● **BRIEF**: All of the data should be restated word for word.

Segment Start: EXERCISE MATERIAL

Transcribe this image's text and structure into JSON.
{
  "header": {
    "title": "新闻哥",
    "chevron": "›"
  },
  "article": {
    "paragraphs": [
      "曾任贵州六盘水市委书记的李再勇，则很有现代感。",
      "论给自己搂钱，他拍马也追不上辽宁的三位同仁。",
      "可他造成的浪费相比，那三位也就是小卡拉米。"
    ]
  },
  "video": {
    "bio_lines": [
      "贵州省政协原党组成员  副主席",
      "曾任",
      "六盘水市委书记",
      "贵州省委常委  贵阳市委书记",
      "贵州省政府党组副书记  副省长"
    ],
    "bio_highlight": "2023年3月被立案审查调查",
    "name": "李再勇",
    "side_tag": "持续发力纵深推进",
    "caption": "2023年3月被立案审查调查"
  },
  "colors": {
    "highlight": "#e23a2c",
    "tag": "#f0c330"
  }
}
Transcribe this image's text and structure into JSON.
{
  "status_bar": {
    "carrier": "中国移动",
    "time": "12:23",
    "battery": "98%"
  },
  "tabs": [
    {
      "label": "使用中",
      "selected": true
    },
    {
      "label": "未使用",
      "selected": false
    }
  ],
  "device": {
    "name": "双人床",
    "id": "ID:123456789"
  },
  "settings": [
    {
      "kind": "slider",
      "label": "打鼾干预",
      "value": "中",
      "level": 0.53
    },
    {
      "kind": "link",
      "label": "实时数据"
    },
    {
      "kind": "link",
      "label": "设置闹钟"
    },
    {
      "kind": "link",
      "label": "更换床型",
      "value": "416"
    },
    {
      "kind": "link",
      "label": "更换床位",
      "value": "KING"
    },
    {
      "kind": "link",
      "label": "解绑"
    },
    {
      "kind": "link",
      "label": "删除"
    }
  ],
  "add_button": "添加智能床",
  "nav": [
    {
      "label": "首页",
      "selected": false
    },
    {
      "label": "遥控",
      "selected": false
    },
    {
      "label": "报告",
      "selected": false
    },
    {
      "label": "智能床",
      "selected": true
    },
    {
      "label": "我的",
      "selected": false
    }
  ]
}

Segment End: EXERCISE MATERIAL

● **RESULT BELOW**:
Transcribe this image's text and structure into JSON.
{
  "header": {
    "title": "新闻哥",
    "chevron": "›"
  },
  "article": {
    "paragraphs": [
      "曾任贵州六盘水市委书记的李再勇，则很有现代感。",
      "论给自己搂钱，他拍马也追不上辽宁的三位同仁。",
      "可他造成的浪费相比，那三位也就是小卡拉米。"
    ]
  },
  "video": {
    "bio_lines": [
      "贵州省政协原党组成员  副主席",
      "曾任",
      "六盘水市委书记",
      "贵州省委常委  贵阳市委书记",
      "贵州省政府党组副书记  副省长"
    ],
    "bio_highlight": "2023年3月被立案审查调查",
    "name": "李再勇",
    "side_tag": "持续发力纵深推进",
    "caption": "2023年3月被立案审查调查"
  },
  "colors": {
    "highlight": "#e23a2c",
    "tag": "#f0c330"
  }
}
Transcribe this image's text and structure into JSON.
{
  "status_bar": {
    "carrier": "中国移动",
    "time": "12:23",
    "battery": "98%"
  },
  "tabs": [
    {
      "label": "使用中",
      "selected": true
    },
    {
      "label": "未使用",
      "selected": false
    }
  ],
  "device": {
    "name": "双人床",
    "id": "ID:123456789"
  },
  "settings": [
    {
      "kind": "slider",
      "label": "打鼾干预",
      "value": "中",
      "level": 0.53
    },
    {
      "kind": "link",
      "label": "实时数据"
    },
    {
      "kind": "link",
      "label": "设置闹钟"
    },
    {
      "kind": "link",
      "label": "更换床型",
      "value": "416"
    },
    {
      "kind": "link",
      "label": "更换床位",
      "value": "KING"
    },
    {
      "kind": "link",
      "label": "解绑"
    },
    {
      "kind": "link",
      "label": "删除"
    }
  ],
  "add_button": "添加智能床",
  "nav": [
    {
      "label": "首页",
      "selected": false
    },
    {
      "label": "遥控",
      "selected": false
    },
    {
      "label": "报告",
      "selected": false
    },
    {
      "label": "智能床",
      "selected": true
    },
    {
      "label": "我的",
      "selected": false
    }
  ]
}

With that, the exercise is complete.